Humans on the whole (I have read) are hard wired to be ultimately basically optimistic. It’s how we survive!  We believe in better!  But for a reason; we believe in ourselves and our ability to change things, and that ability to adapt has been the key to our survival.  To see beyond the immediate apparent gloom to a better time keeps us motivated to go on, without it we simply couldn’t survive.  Of course we don’t always get it right.  Often we get it wrong but we’re constantly questioning and that gives me hope.

Now I’m perfectly aware that the other thing that is in the core nature of humans is to look after themselves first and foremost.  To build a secure and comfortable place to live is a major drive and so when people have the opportunity to earn or acquire money at the expense of others that instinct can take over, until from the outside it looks a lot like greed.  Then it’s every man for himself and that’s where the problems start.  We’re often torn between our desire to be good, nice, decent people and to look after our own best interests and those of our family.

The constant flow of negative news and of disaster predications keep us scared, defensive and fatalist. It undermines our determination and our sense of power over our own lives.  We start to pull up our drawbridges and build walls rather than be inclusive and to take rather than give.  We get scared, and when we’re scared we see danger everywhere which means we’re more likely to attack first.  Of course it’s important to keep an eye on the world, but actually it’s more important to keep an eye on ourselves and how that information is affecting us and our communities.  Of course, one has to take care of business, pay bills, do tax returns and get the car fixed. But if we could all just determinedly build the world we want to live in from our own back yards, in spite of what we’re repeated told about the world outside, how much difference would that make?

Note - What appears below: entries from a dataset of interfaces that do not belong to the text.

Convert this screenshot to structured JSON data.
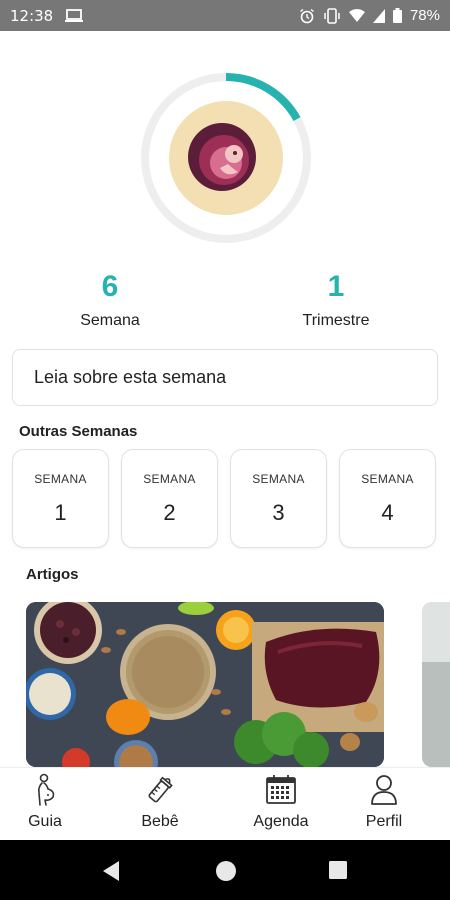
{
  "status_bar": {
    "time": "12:38",
    "battery": "78%",
    "icons": [
      "laptop-icon",
      "alarm-icon",
      "vibrate-icon",
      "wifi-icon",
      "signal-icon",
      "battery-icon"
    ]
  },
  "progress": {
    "fraction": 0.17,
    "track_color": "#eeeeee",
    "accent_color": "#26b3b0",
    "image_icon": "embryo-icon"
  },
  "stats": {
    "week": {
      "value": "6",
      "label": "Semana"
    },
    "trimester": {
      "value": "1",
      "label": "Trimestre"
    }
  },
  "read_card": {
    "label": "Leia sobre esta semana"
  },
  "other_weeks": {
    "title": "Outras Semanas",
    "items": [
      {
        "label": "SEMANA",
        "number": "1"
      },
      {
        "label": "SEMANA",
        "number": "2"
      },
      {
        "label": "SEMANA",
        "number": "3"
      },
      {
        "label": "SEMANA",
        "number": "4"
      }
    ]
  },
  "articles": {
    "title": "Artigos",
    "items": [
      {
        "image_icon": "healthy-food-image"
      },
      {
        "image_icon": "article-image-partial"
      }
    ]
  },
  "bottom_nav": {
    "items": [
      {
        "label": "Guia",
        "icon": "pregnant-icon"
      },
      {
        "label": "Bebê",
        "icon": "baby-bottle-icon"
      },
      {
        "label": "Agenda",
        "icon": "calendar-icon"
      },
      {
        "label": "Perfil",
        "icon": "user-icon"
      }
    ]
  },
  "system_nav": [
    "back-icon",
    "home-icon",
    "recents-icon"
  ]
}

It seems to me that humans have a need to be kind and generous in their personal lives.  It makes us happy to be nice!  It’s actually our core nature, and it’s on that basis I remain an optimist.

I’ll leave you with a nice story.  A little while ago (a couple of months I think) an old chap was walking outside past the gallery. The door was open and my son and I could hear him making really strange noises.  We both looked at each other and questioned if he was OK.  My son went to the door to check on him further but by the time he’d got to the door the old man had collapsed on the kerb side outside ASK pizza.  It was raining heavily but within minutes of him falling he was surrounded and protected by strangers.  The staff at ASK came out, a woman jumped off a bus, ambulances were called, we took out blankets and a pillow and two business men who happened to be passing, without saying a word, stopped and held their umbrellas over him until the ambulance arrived.  People stood around him like guardians, no-one questioned it, no-one thought twice, they just did what was right and it was an amazing sight!

People are basically good and there’s enough for everyone is my maxim for life!  Look for it and you’ll see it everywhere, really you will.  And guess what?  In spite of the terrible weather forecast, the sun is still shining!  Still might take my umbrella though, you never know when it might come in useful!

Janis xx